Lentils arrive and bread, and we all share across the low table. Then tea (Hazel squeals with delight as it’s delivered: see picture above, sugar-fiend in full pleasure) then we’re back outside, headed down the lane with open-air food stalls on one side and the restaurant-fronts on the other. Fish sizzles in hot oil at several of the stalls, while at one window Abderrahman asks permission to lift the lid off one of a row of tagines set atop braziers on the window-ledge—so Paul can see and smell what’s inside. We had only snacked—next time, lunch. Around the corner of the long low-slung length of eateries, we’re walking downhill along a narrow mud-filled alley to the parking lot—to see what turns out to be not just dozens but maybe hundreds of burrows, all talking and laughing with one another. It’s their only day of rest, says Abderrahman, the only day they’re not at work in the fields. From this vantage point we can see the piles of apples that have been dumped in the river. Orchards hug the riverbanks—apple and pomegranate, apricot, peach. And looking back now, we can see the restaurants from behind—see that we ate on the second story. Abderrahman had said the river crests in flood time at a wall where some of the burrows munch—the wall, though a good twenty yards off the back end of the buildings, looks to me (worrier) like it may not always do the job.

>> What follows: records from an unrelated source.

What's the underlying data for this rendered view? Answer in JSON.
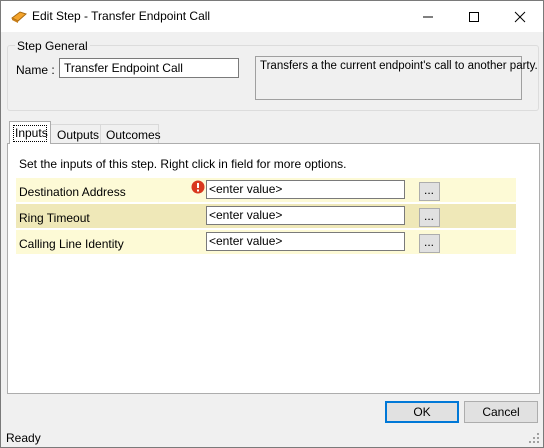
{
  "window": {
    "title": "Edit Step - Transfer Endpoint Call",
    "controls": {
      "minimize": "minimize-icon",
      "maximize": "maximize-icon",
      "close": "close-icon"
    }
  },
  "step_general": {
    "group_label": "Step General",
    "name_label": "Name :",
    "name_value": "Transfer Endpoint Call",
    "description": "Transfers a the current endpoint's call to another party."
  },
  "tabs": [
    {
      "label": "Inputs",
      "selected": true
    },
    {
      "label": "Outputs",
      "selected": false
    },
    {
      "label": "Outcomes",
      "selected": false
    }
  ],
  "inputs": {
    "instruction": "Set the inputs of this step.  Right click in field for more options.",
    "rows": [
      {
        "label": "Destination Address",
        "value": "<enter value>",
        "button": "...",
        "error": true,
        "row_color": "#fdfad6"
      },
      {
        "label": "Ring Timeout",
        "value": "<enter value>",
        "button": "...",
        "error": false,
        "row_color": "#efe8b8"
      },
      {
        "label": "Calling Line Identity",
        "value": "<enter value>",
        "button": "...",
        "error": false,
        "row_color": "#fdfad6"
      }
    ]
  },
  "buttons": {
    "ok": "OK",
    "cancel": "Cancel"
  },
  "status": {
    "text": "Ready"
  },
  "colors": {
    "accent": "#0078d7",
    "error": "#d9381e",
    "title_bar": "#ffffff"
  }
}
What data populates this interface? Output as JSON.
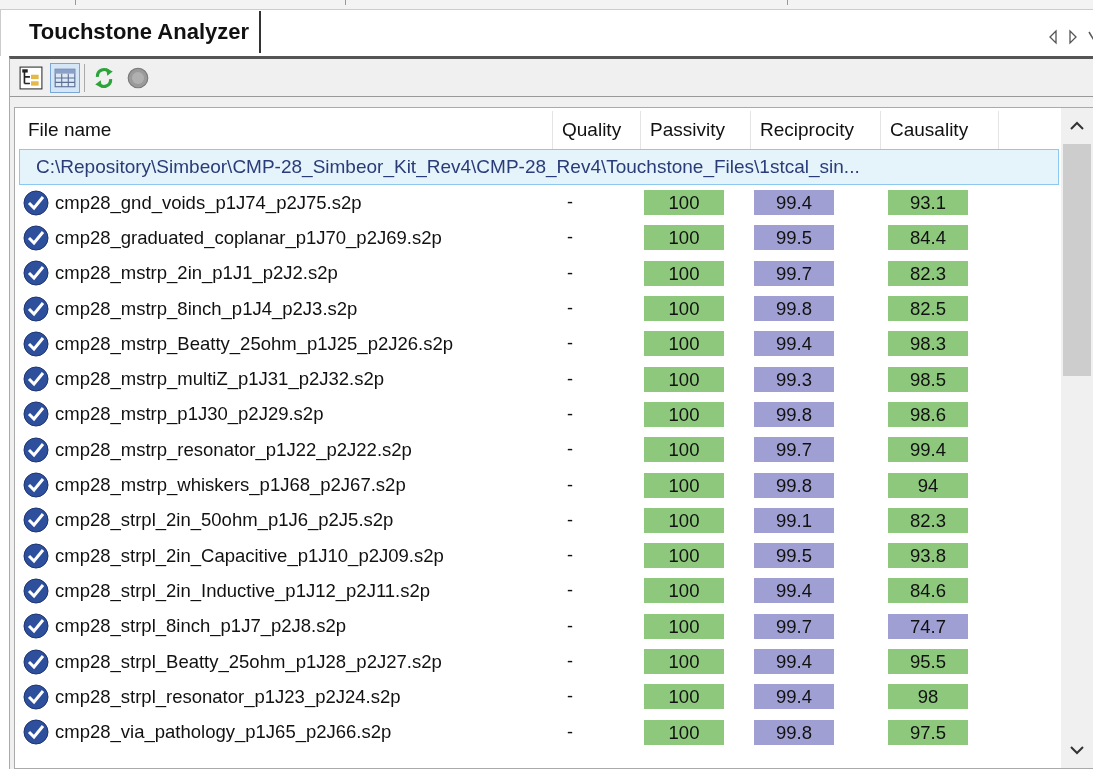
{
  "tab": {
    "label": "Touchstone Analyzer",
    "selected": true
  },
  "toolbar": [
    {
      "kind": "tree",
      "selected": false
    },
    {
      "kind": "table",
      "selected": true
    },
    {
      "kind": "refresh",
      "disabled": false
    },
    {
      "kind": "stop",
      "disabled": true
    }
  ],
  "table": {
    "columns": [
      "File name",
      "Quality",
      "Passivity",
      "Reciprocity",
      "Causality"
    ],
    "group_row": "C:\\Repository\\Simbeor\\CMP-28_Simbeor_Kit_Rev4\\CMP-28_Rev4\\Touchstone_Files\\1stcal_sin...",
    "rows": [
      {
        "file_name": "cmp28_gnd_voids_p1J74_p2J75.s2p",
        "quality": "-",
        "passivity": {
          "text": "100",
          "color": "#8dc87c"
        },
        "reciprocity": {
          "text": "99.4",
          "color": "#a09fd3"
        },
        "causality": {
          "text": "93.1",
          "color": "#8dc87c"
        }
      },
      {
        "file_name": "cmp28_graduated_coplanar_p1J70_p2J69.s2p",
        "quality": "-",
        "passivity": {
          "text": "100",
          "color": "#8dc87c"
        },
        "reciprocity": {
          "text": "99.5",
          "color": "#a09fd3"
        },
        "causality": {
          "text": "84.4",
          "color": "#8dc87c"
        }
      },
      {
        "file_name": "cmp28_mstrp_2in_p1J1_p2J2.s2p",
        "quality": "-",
        "passivity": {
          "text": "100",
          "color": "#8dc87c"
        },
        "reciprocity": {
          "text": "99.7",
          "color": "#a09fd3"
        },
        "causality": {
          "text": "82.3",
          "color": "#8dc87c"
        }
      },
      {
        "file_name": "cmp28_mstrp_8inch_p1J4_p2J3.s2p",
        "quality": "-",
        "passivity": {
          "text": "100",
          "color": "#8dc87c"
        },
        "reciprocity": {
          "text": "99.8",
          "color": "#a09fd3"
        },
        "causality": {
          "text": "82.5",
          "color": "#8dc87c"
        }
      },
      {
        "file_name": "cmp28_mstrp_Beatty_25ohm_p1J25_p2J26.s2p",
        "quality": "-",
        "passivity": {
          "text": "100",
          "color": "#8dc87c"
        },
        "reciprocity": {
          "text": "99.4",
          "color": "#a09fd3"
        },
        "causality": {
          "text": "98.3",
          "color": "#8dc87c"
        }
      },
      {
        "file_name": "cmp28_mstrp_multiZ_p1J31_p2J32.s2p",
        "quality": "-",
        "passivity": {
          "text": "100",
          "color": "#8dc87c"
        },
        "reciprocity": {
          "text": "99.3",
          "color": "#a09fd3"
        },
        "causality": {
          "text": "98.5",
          "color": "#8dc87c"
        }
      },
      {
        "file_name": "cmp28_mstrp_p1J30_p2J29.s2p",
        "quality": "-",
        "passivity": {
          "text": "100",
          "color": "#8dc87c"
        },
        "reciprocity": {
          "text": "99.8",
          "color": "#a09fd3"
        },
        "causality": {
          "text": "98.6",
          "color": "#8dc87c"
        }
      },
      {
        "file_name": "cmp28_mstrp_resonator_p1J22_p2J22.s2p",
        "quality": "-",
        "passivity": {
          "text": "100",
          "color": "#8dc87c"
        },
        "reciprocity": {
          "text": "99.7",
          "color": "#a09fd3"
        },
        "causality": {
          "text": "99.4",
          "color": "#8dc87c"
        }
      },
      {
        "file_name": "cmp28_mstrp_whiskers_p1J68_p2J67.s2p",
        "quality": "-",
        "passivity": {
          "text": "100",
          "color": "#8dc87c"
        },
        "reciprocity": {
          "text": "99.8",
          "color": "#a09fd3"
        },
        "causality": {
          "text": "94",
          "color": "#8dc87c"
        }
      },
      {
        "file_name": "cmp28_strpl_2in_50ohm_p1J6_p2J5.s2p",
        "quality": "-",
        "passivity": {
          "text": "100",
          "color": "#8dc87c"
        },
        "reciprocity": {
          "text": "99.1",
          "color": "#a09fd3"
        },
        "causality": {
          "text": "82.3",
          "color": "#8dc87c"
        }
      },
      {
        "file_name": "cmp28_strpl_2in_Capacitive_p1J10_p2J09.s2p",
        "quality": "-",
        "passivity": {
          "text": "100",
          "color": "#8dc87c"
        },
        "reciprocity": {
          "text": "99.5",
          "color": "#a09fd3"
        },
        "causality": {
          "text": "93.8",
          "color": "#8dc87c"
        }
      },
      {
        "file_name": "cmp28_strpl_2in_Inductive_p1J12_p2J11.s2p",
        "quality": "-",
        "passivity": {
          "text": "100",
          "color": "#8dc87c"
        },
        "reciprocity": {
          "text": "99.4",
          "color": "#a09fd3"
        },
        "causality": {
          "text": "84.6",
          "color": "#8dc87c"
        }
      },
      {
        "file_name": "cmp28_strpl_8inch_p1J7_p2J8.s2p",
        "quality": "-",
        "passivity": {
          "text": "100",
          "color": "#8dc87c"
        },
        "reciprocity": {
          "text": "99.7",
          "color": "#a09fd3"
        },
        "causality": {
          "text": "74.7",
          "color": "#a09fd3"
        }
      },
      {
        "file_name": "cmp28_strpl_Beatty_25ohm_p1J28_p2J27.s2p",
        "quality": "-",
        "passivity": {
          "text": "100",
          "color": "#8dc87c"
        },
        "reciprocity": {
          "text": "99.4",
          "color": "#a09fd3"
        },
        "causality": {
          "text": "95.5",
          "color": "#8dc87c"
        }
      },
      {
        "file_name": "cmp28_strpl_resonator_p1J23_p2J24.s2p",
        "quality": "-",
        "passivity": {
          "text": "100",
          "color": "#8dc87c"
        },
        "reciprocity": {
          "text": "99.4",
          "color": "#a09fd3"
        },
        "causality": {
          "text": "98",
          "color": "#8dc87c"
        }
      },
      {
        "file_name": "cmp28_via_pathology_p1J65_p2J66.s2p",
        "quality": "-",
        "passivity": {
          "text": "100",
          "color": "#8dc87c"
        },
        "reciprocity": {
          "text": "99.8",
          "color": "#a09fd3"
        },
        "causality": {
          "text": "97.5",
          "color": "#8dc87c"
        }
      }
    ]
  }
}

We loop back into the market via the humming donkey-shoe stalls (“Changing the tires!” jokes Abderrahman) and then he asks us if we want to see the meat market. I don’t think I expected anything else, but still, we are so protected in the States from the realities of butchering, the industry by design so cloistered. Here, I’m sure a US Health Inspector would have had a field day, or been properly schooled. Goat heads all looking in the same direction (necks bloody) cover a ground-cloth, lined up one after the other, perhaps three rows of ten each, eyes fixed but with a live look. I’m embarrassed to recall that I asked Abderrahman, “What do people use the goat heads for?” Eating! silly Shakespeare girl. Odd to think how vibrantly aware he would have been of life in this way, the son of a glove-maker—animal life in his time of course used in all of its multitudinous indispensable ways, the reality of which you’d be hard-pressed to escape. Several nearby stalls had already sold part of their stock, only a few goat heads left on the ground looking less ordered and more like scattered carnage. Huge pale haunches are slung over tables or hang from stalls, dark red and white ribbed slabs wait to be sectioned, piles of stomachs (sheep? goat?) turned inside out lie in pale crenellated stacks on the central tables, the entire market arranged in a horseshoe-shaped path of choices to left and right. It will all be sold by the end of the day, says Abderrahman.
The obligatory bag of olives is bought to quiet a tired Hazel while Abderrahman buys fruit and vegetables. (Why didn’t we do the same? I guess because we buy all of our green groceries from the stand across the street from our apartment—even so, thinking about it now, we were apart.) And then we’re back into the car for the quicker trip home. Safia falls asleep curled on the backseat, Hazel naps wakefully on my shoulder. (She’s inherited my sleep-gene, not Paul’s.) Abderrahman invites us back for tea at his shop later in the afternoon and we happily accept—lovely post-script.